Published: Penguin Group: Berkley, NAL / Signet
Date: 4th August 2015
Genre: Women’s Fiction
Source: Publisher via NetGalley
Two sisters, almost total strangers, begin a journey towards connection and a sense of family. They do not gel immediately, yet perhaps underneath they are more alike than they initially experience. Rainy Day Sisters is set in the fictional town of Hartley-on-Sea in Cumbria, England. Ultimately this is a story of hope and connection and finding family as two sisters battle it out to find what they need.
Rachel the older sister, has set up a B&B, she is a rather self-contained, organised, lonely person. When her sister Lucy arrives to stay with her she is remote and clinical and rather disapproving of Lucy. She is very prickly. It was easy to dislike her, yet as the story unfolds, the more I understood her, the more I felt compassion for her.
Lucy has come from Boston to stay with her sister, she is an artist, but has been shamed by her mother, the esteemed artist Fiona Bagshaw, in the press and through social media. Lucy seeks refuge with Rachel and begins a job in the local school as a temp office worker. While she is not really skilled for the work she soon finds her way about and her compassion and understanding for the children soon see her involved in the local communtiy.
At the core of the sisters’ lives is the influence their mother Fiona Bagshaw has had on their lives. She has been cold and unloving towards Rachel, who has felt jealous and angry with Fiona for the way she wanted Lucy. Yet it was never a bed of roses for Lucy either. She experienced some serious bullying at school because of her mother’s ‘art’, and in general did not have a normal family experience.
I liked how the novel explored the mother/daughter relationship through Rachel and Lucy and also with a few of the families in the town.
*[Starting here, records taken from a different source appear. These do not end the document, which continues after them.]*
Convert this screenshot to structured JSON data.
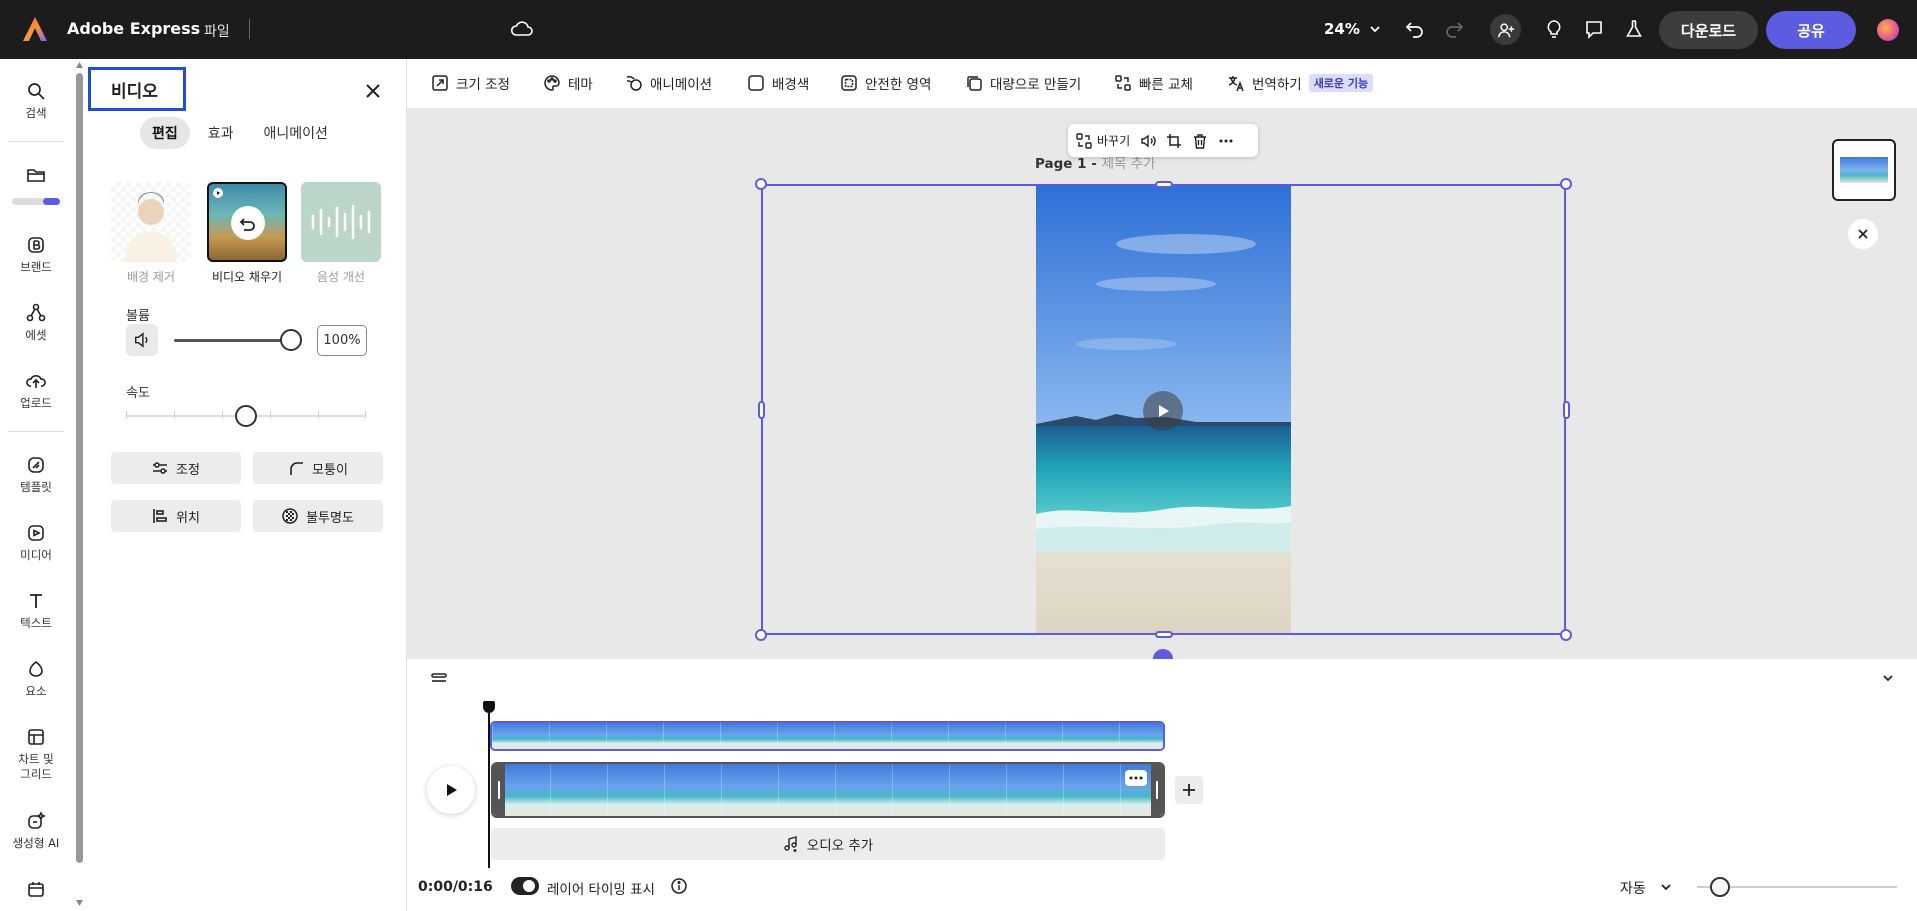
{
  "topbar": {
    "app_title": "Adobe Express",
    "file_menu": "파일",
    "zoom": "24%",
    "download_label": "다운로드",
    "share_label": "공유",
    "accent_color": "#5c5ce0"
  },
  "rail": {
    "items": [
      {
        "label": "검색",
        "icon": "search-icon"
      },
      {
        "label": "",
        "icon": "folder-icon"
      },
      {
        "label": "브랜드",
        "icon": "brand-icon"
      },
      {
        "label": "에셋",
        "icon": "assets-icon"
      },
      {
        "label": "업로드",
        "icon": "upload-icon"
      },
      {
        "label": "템플릿",
        "icon": "template-icon"
      },
      {
        "label": "미디어",
        "icon": "media-icon"
      },
      {
        "label": "텍스트",
        "icon": "text-icon"
      },
      {
        "label": "요소",
        "icon": "elements-icon"
      },
      {
        "label": "차트 및\n그리드",
        "icon": "grid-icon"
      },
      {
        "label": "생성형 AI",
        "icon": "ai-icon"
      },
      {
        "label": "",
        "icon": "calendar-icon"
      }
    ],
    "storage_used_fraction": 0.35
  },
  "panel": {
    "title": "비디오",
    "tabs": [
      "편집",
      "효과",
      "애니메이션"
    ],
    "active_tab": "편집",
    "features": [
      {
        "label": "배경 제거",
        "state": "disabled"
      },
      {
        "label": "비디오 채우기",
        "state": "selected"
      },
      {
        "label": "음성 개선",
        "state": "disabled"
      }
    ],
    "volume_label": "볼륨",
    "volume_value": "100%",
    "volume_fraction": 1.0,
    "speed_label": "속도",
    "speed_fraction": 0.5,
    "buttons": [
      "조정",
      "모퉁이",
      "위치",
      "불투명도"
    ]
  },
  "ctxbar": {
    "items": [
      "크기 조정",
      "테마",
      "애니메이션",
      "배경색",
      "안전한 영역",
      "대량으로 만들기",
      "빠른 교체",
      "번역하기"
    ],
    "new_badge": "새로운 기능"
  },
  "canvas": {
    "page_label": "Page 1 -",
    "page_sublabel": "제목 추가",
    "float_toolbar_replace": "바꾸기"
  },
  "timeline": {
    "add_audio_label": "오디오 추가",
    "time": "0:00/0:16",
    "layer_timing_label": "레이어 타이밍 표시",
    "layer_timing_on": true,
    "zoom_mode": "자동"
  }
}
The importance of family, love and acceptance is highlighted, and how important the actions of a parent are. In so many ways this is echoed throughout the lives of the villagers.
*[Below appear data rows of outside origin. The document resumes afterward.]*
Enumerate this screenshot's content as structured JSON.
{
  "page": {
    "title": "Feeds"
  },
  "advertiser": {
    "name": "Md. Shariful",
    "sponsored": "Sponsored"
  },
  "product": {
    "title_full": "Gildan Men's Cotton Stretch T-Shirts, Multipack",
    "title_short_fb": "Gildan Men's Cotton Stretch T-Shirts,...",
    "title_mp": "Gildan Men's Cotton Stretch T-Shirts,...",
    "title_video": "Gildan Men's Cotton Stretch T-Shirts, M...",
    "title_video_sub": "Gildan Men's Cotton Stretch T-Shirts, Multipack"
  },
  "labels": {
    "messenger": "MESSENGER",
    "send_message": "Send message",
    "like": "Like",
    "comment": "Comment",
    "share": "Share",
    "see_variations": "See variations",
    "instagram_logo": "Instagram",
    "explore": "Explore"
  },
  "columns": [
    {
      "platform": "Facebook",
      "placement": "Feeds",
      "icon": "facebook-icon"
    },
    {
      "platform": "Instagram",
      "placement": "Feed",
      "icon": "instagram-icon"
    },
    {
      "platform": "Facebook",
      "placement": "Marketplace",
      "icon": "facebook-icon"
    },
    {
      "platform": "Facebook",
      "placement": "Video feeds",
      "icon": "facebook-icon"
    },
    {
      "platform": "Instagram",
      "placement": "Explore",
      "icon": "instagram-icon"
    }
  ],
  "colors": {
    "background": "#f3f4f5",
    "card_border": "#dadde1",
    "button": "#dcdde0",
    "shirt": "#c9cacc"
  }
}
The way the story developed was very believable, the characters felt very real, the town and its inhabitants adding flavour and impact to the story. I liked the way the story ended, not over the top, but realistic and promising.